Dataset extract:
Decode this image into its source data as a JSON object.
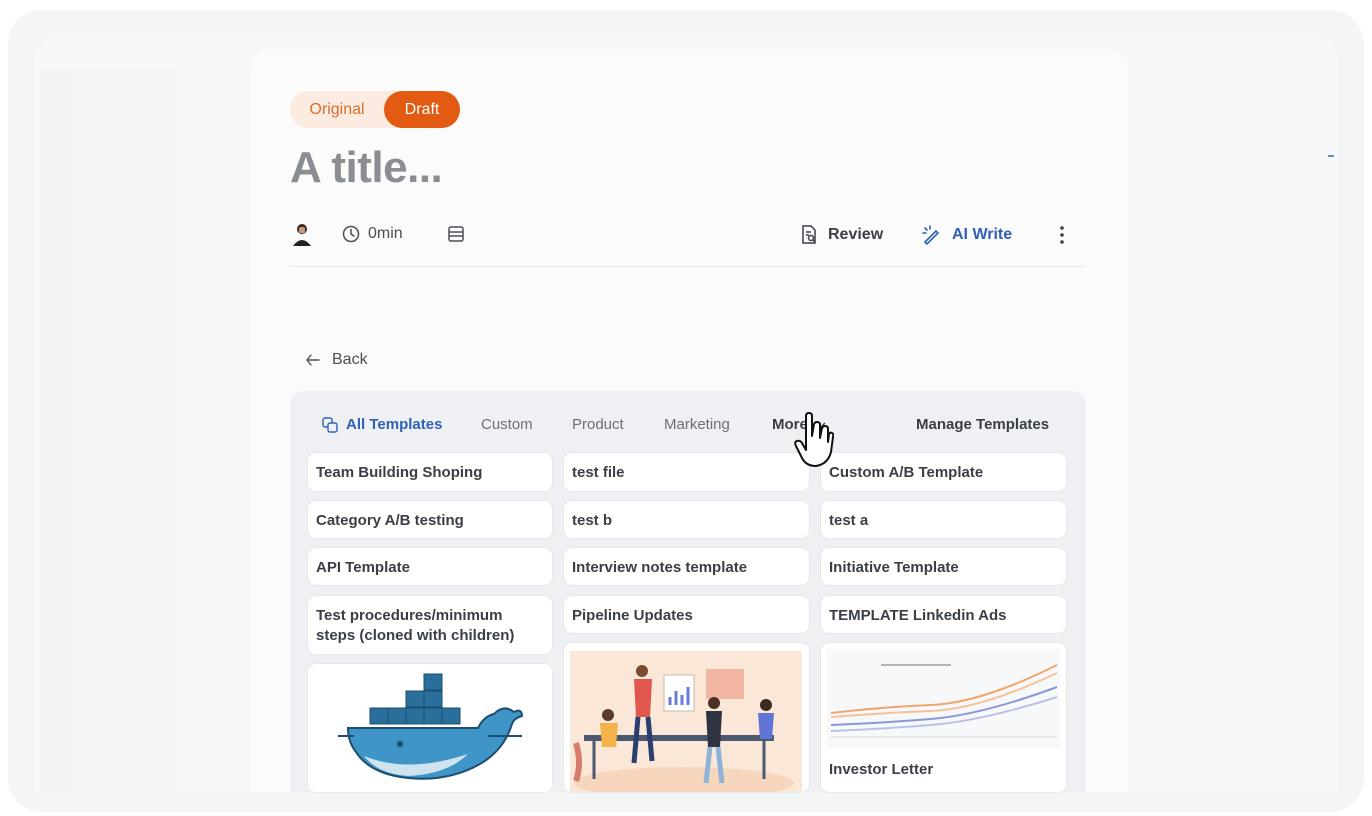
{
  "toggle": {
    "original": "Original",
    "draft": "Draft",
    "selected": "Draft"
  },
  "doc": {
    "title": "A title..."
  },
  "meta": {
    "read_time": "0min"
  },
  "actions": {
    "review": "Review",
    "ai_write": "AI Write"
  },
  "nav": {
    "back": "Back"
  },
  "templates": {
    "tabs": [
      {
        "label": "All Templates",
        "active": true
      },
      {
        "label": "Custom",
        "active": false
      },
      {
        "label": "Product",
        "active": false
      },
      {
        "label": "Marketing",
        "active": false
      },
      {
        "label": "More",
        "active": false
      }
    ],
    "manage": "Manage Templates",
    "rows": [
      [
        "Team Building Shoping",
        "test file",
        "Custom A/B Template"
      ],
      [
        "Category A/B testing",
        "test b",
        "test a"
      ],
      [
        "API Template",
        "Interview notes template",
        "Initiative Template"
      ],
      [
        "Test procedures/minimum steps (cloned with children)",
        "Pipeline Updates",
        "TEMPLATE Linkedin Ads"
      ]
    ],
    "image_cards": [
      {
        "image": "docker-whale-illustration",
        "label": ""
      },
      {
        "image": "team-meeting-illustration",
        "label": ""
      },
      {
        "image": "line-chart-thumbnail",
        "label": "Investor Letter"
      }
    ]
  },
  "colors": {
    "accent_orange": "#e35b12",
    "accent_blue": "#2f62b5"
  },
  "icons": [
    "avatar",
    "clock-icon",
    "document-icon",
    "review-icon",
    "ai-write-icon",
    "more-vertical-icon",
    "arrow-left-icon",
    "templates-icon",
    "chevron-down-icon",
    "hand-pointer-cursor"
  ]
}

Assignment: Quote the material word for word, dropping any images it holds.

Solution for this exercise:
Decode this image into its source data as a JSON object.
{
  "toggle": {
    "original": "Original",
    "draft": "Draft",
    "selected": "Draft"
  },
  "doc": {
    "title": "A title..."
  },
  "meta": {
    "read_time": "0min"
  },
  "actions": {
    "review": "Review",
    "ai_write": "AI Write"
  },
  "nav": {
    "back": "Back"
  },
  "templates": {
    "tabs": [
      {
        "label": "All Templates",
        "active": true
      },
      {
        "label": "Custom",
        "active": false
      },
      {
        "label": "Product",
        "active": false
      },
      {
        "label": "Marketing",
        "active": false
      },
      {
        "label": "More",
        "active": false
      }
    ],
    "manage": "Manage Templates",
    "rows": [
      [
        "Team Building Shoping",
        "test file",
        "Custom A/B Template"
      ],
      [
        "Category A/B testing",
        "test b",
        "test a"
      ],
      [
        "API Template",
        "Interview notes template",
        "Initiative Template"
      ],
      [
        "Test procedures/minimum steps (cloned with children)",
        "Pipeline Updates",
        "TEMPLATE Linkedin Ads"
      ]
    ],
    "image_cards": [
      {
        "image": "docker-whale-illustration",
        "label": ""
      },
      {
        "image": "team-meeting-illustration",
        "label": ""
      },
      {
        "image": "line-chart-thumbnail",
        "label": "Investor Letter"
      }
    ]
  },
  "colors": {
    "accent_orange": "#e35b12",
    "accent_blue": "#2f62b5"
  },
  "icons": [
    "avatar",
    "clock-icon",
    "document-icon",
    "review-icon",
    "ai-write-icon",
    "more-vertical-icon",
    "arrow-left-icon",
    "templates-icon",
    "chevron-down-icon",
    "hand-pointer-cursor"
  ]
}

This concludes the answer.